(Website and app data records)
---

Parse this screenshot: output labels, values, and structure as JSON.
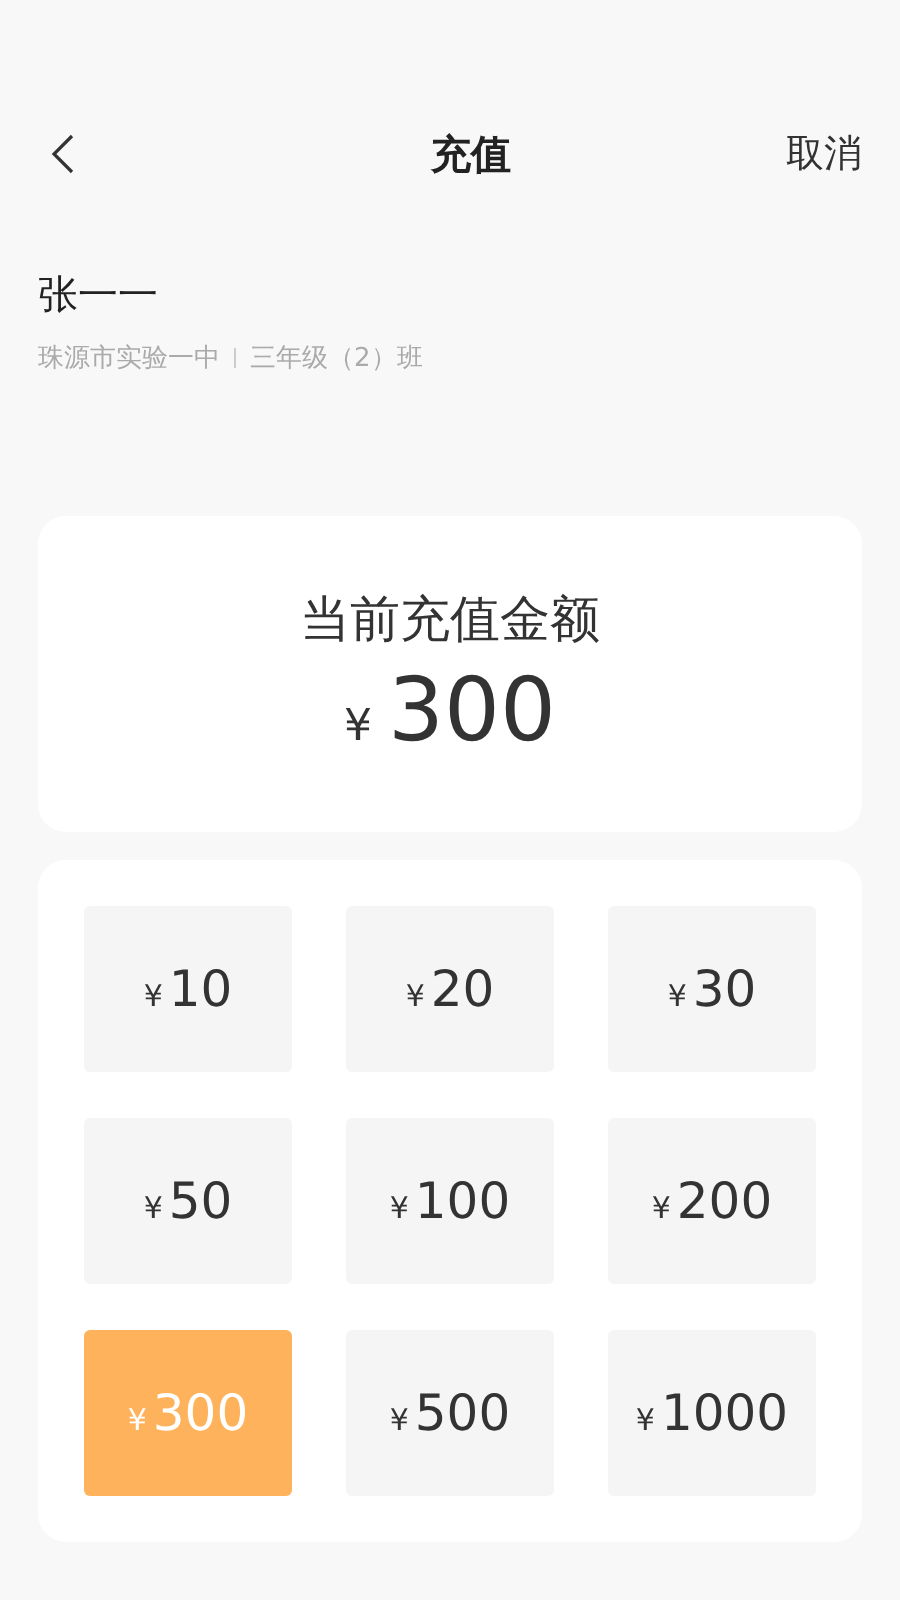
{
  "header": {
    "title": "充值",
    "action": "取消"
  },
  "student": {
    "name": "张一一",
    "school": "珠源市实验一中",
    "class": "三年级（2）班"
  },
  "current": {
    "label": "当前充值金额",
    "currency": "¥",
    "amount": "300"
  },
  "options": [
    {
      "currency": "¥",
      "amount": "10",
      "selected": false
    },
    {
      "currency": "¥",
      "amount": "20",
      "selected": false
    },
    {
      "currency": "¥",
      "amount": "30",
      "selected": false
    },
    {
      "currency": "¥",
      "amount": "50",
      "selected": false
    },
    {
      "currency": "¥",
      "amount": "100",
      "selected": false
    },
    {
      "currency": "¥",
      "amount": "200",
      "selected": false
    },
    {
      "currency": "¥",
      "amount": "300",
      "selected": true
    },
    {
      "currency": "¥",
      "amount": "500",
      "selected": false
    },
    {
      "currency": "¥",
      "amount": "1000",
      "selected": false
    }
  ]
}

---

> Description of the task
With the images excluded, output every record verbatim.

> Task result
Parse this screenshot: output labels, values, and structure as JSON.
{
  "header": {
    "title": "充值",
    "action": "取消"
  },
  "student": {
    "name": "张一一",
    "school": "珠源市实验一中",
    "class": "三年级（2）班"
  },
  "current": {
    "label": "当前充值金额",
    "currency": "¥",
    "amount": "300"
  },
  "options": [
    {
      "currency": "¥",
      "amount": "10",
      "selected": false
    },
    {
      "currency": "¥",
      "amount": "20",
      "selected": false
    },
    {
      "currency": "¥",
      "amount": "30",
      "selected": false
    },
    {
      "currency": "¥",
      "amount": "50",
      "selected": false
    },
    {
      "currency": "¥",
      "amount": "100",
      "selected": false
    },
    {
      "currency": "¥",
      "amount": "200",
      "selected": false
    },
    {
      "currency": "¥",
      "amount": "300",
      "selected": true
    },
    {
      "currency": "¥",
      "amount": "500",
      "selected": false
    },
    {
      "currency": "¥",
      "amount": "1000",
      "selected": false
    }
  ]
}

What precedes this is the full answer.